There’s a fine line between love and hate. Everybody wants to listen to rap and hip hop music, but nobody wants to be racially profiled or shot by the police. We live in a world where the Kardashians represent “perfection,” but where do we draw the line between culture appropriation and culture appreciation?
The boundaries are simple: don’t wear a Native American headdress if you are not Native American. Don’t ever say the N word. Don’t embrace someone’s culture only to disrespect it behind closed doors. The fact that we must gather a list of dos and don’ts shows just how saturated today’s society is in the glorification of oppression. Feel free to express yourself, but refrain from doing so in a way that could potentially hurt or offend someone else’s culture.
This doesn’t mean that one cannot wear braids if she isn’t black, nor does it mean one cannot eat enchiladas if he isn’t Mexican. It simply means that to disrespect someone’s culture is wrong. The controversial new show on Netflix titled Dear White People does a great job of exploring and shedding light upon these common themes that are rarely discussed and often overlooked in today’s society.
American society tends to revolve around trends. One minute everyone is wearing Thrasher, the next every girl at school has Adidas All Stars. Why is it that the girl who wears sneakers with three stripes is socially acceptable, but the girl who wears chanclas gets made fun of? I’m not going to pretend like I’ve never worn Henna or eaten Pho, but I’m also not going to pretend like I’m Jewish just because I saw the HYFR music video.
Let’s keep in mind the most judgemental tend to be the same people who listen to rap music, eat burritos, and have statues of the Buddha in their home. Are you as confused as I am? The last time I checked, until a Caucasian posted it on social media, all those things were an underappreciated part of a minority culture. Sorry to burst your bubble my brothas and sistas, but Kylie Kardashian did not invent cornrows.
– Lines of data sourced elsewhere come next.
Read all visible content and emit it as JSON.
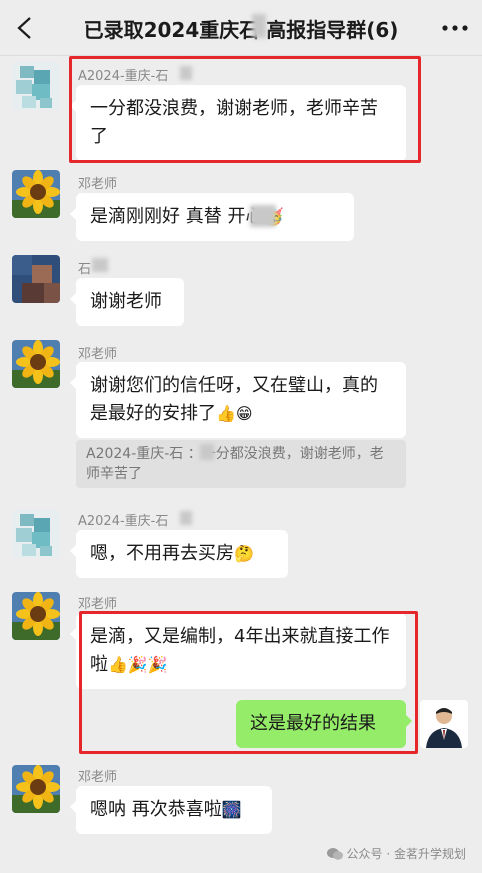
{
  "header": {
    "title": "已录取2024重庆石   高报指导群(6)"
  },
  "messages": [
    {
      "sender": "A2024-重庆-石",
      "text": "一分都没浪费，谢谢老师，老师辛苦了"
    },
    {
      "sender": "邓老师",
      "text": "是滴刚刚好 真替  开心"
    },
    {
      "sender": "石",
      "text": "谢谢老师"
    },
    {
      "sender": "邓老师",
      "text": "谢谢您们的信任呀，又在璧山，真的是最好的安排了",
      "quote": "A2024-重庆-石 ：一分都没浪费，谢谢老师，老师辛苦了"
    },
    {
      "sender": "A2024-重庆-石",
      "text": "嗯，不用再去买房"
    },
    {
      "sender": "邓老师",
      "text": "是滴，又是编制，4年出来就直接工作啦"
    },
    {
      "sender": "me",
      "text": "这是最好的结果"
    },
    {
      "sender": "邓老师",
      "text": "嗯呐 再次恭喜啦"
    }
  ],
  "emojis": {
    "party_face": "🥳",
    "thumbs_up": "👍",
    "grin": "😁",
    "thinking": "🤔",
    "party_popper": "🎉",
    "firework": "🎆"
  },
  "watermark": "公众号 · 金茗升学规划",
  "colors": {
    "background": "#ededed",
    "bubble_left": "#ffffff",
    "bubble_right": "#95ec69",
    "highlight": "#e5262a"
  }
}
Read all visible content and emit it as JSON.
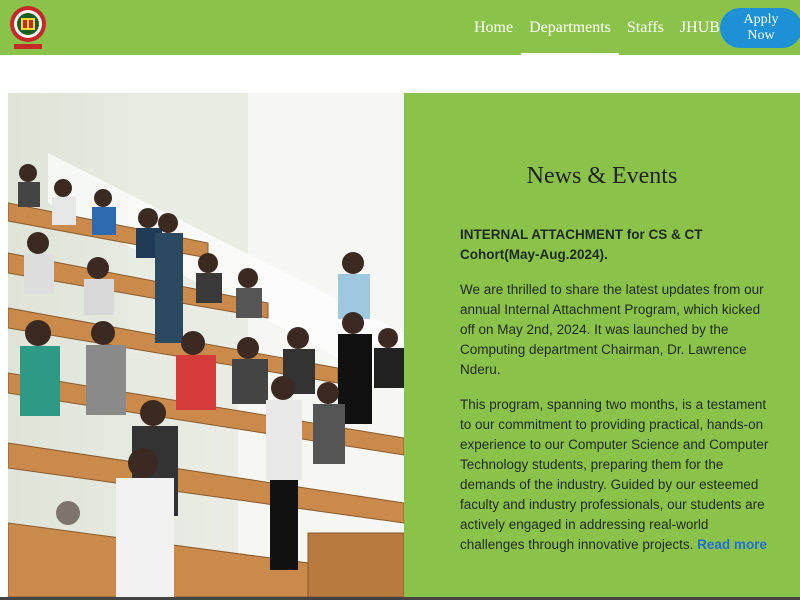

American popular culture revolves around the objectification of minorites’ cultures.
You can have your backyard barbecue because quinceañeras and bar mitzvahs is where it’s at. It’s okay to embrace other cultures; just be sure to respect everyone’s heritage.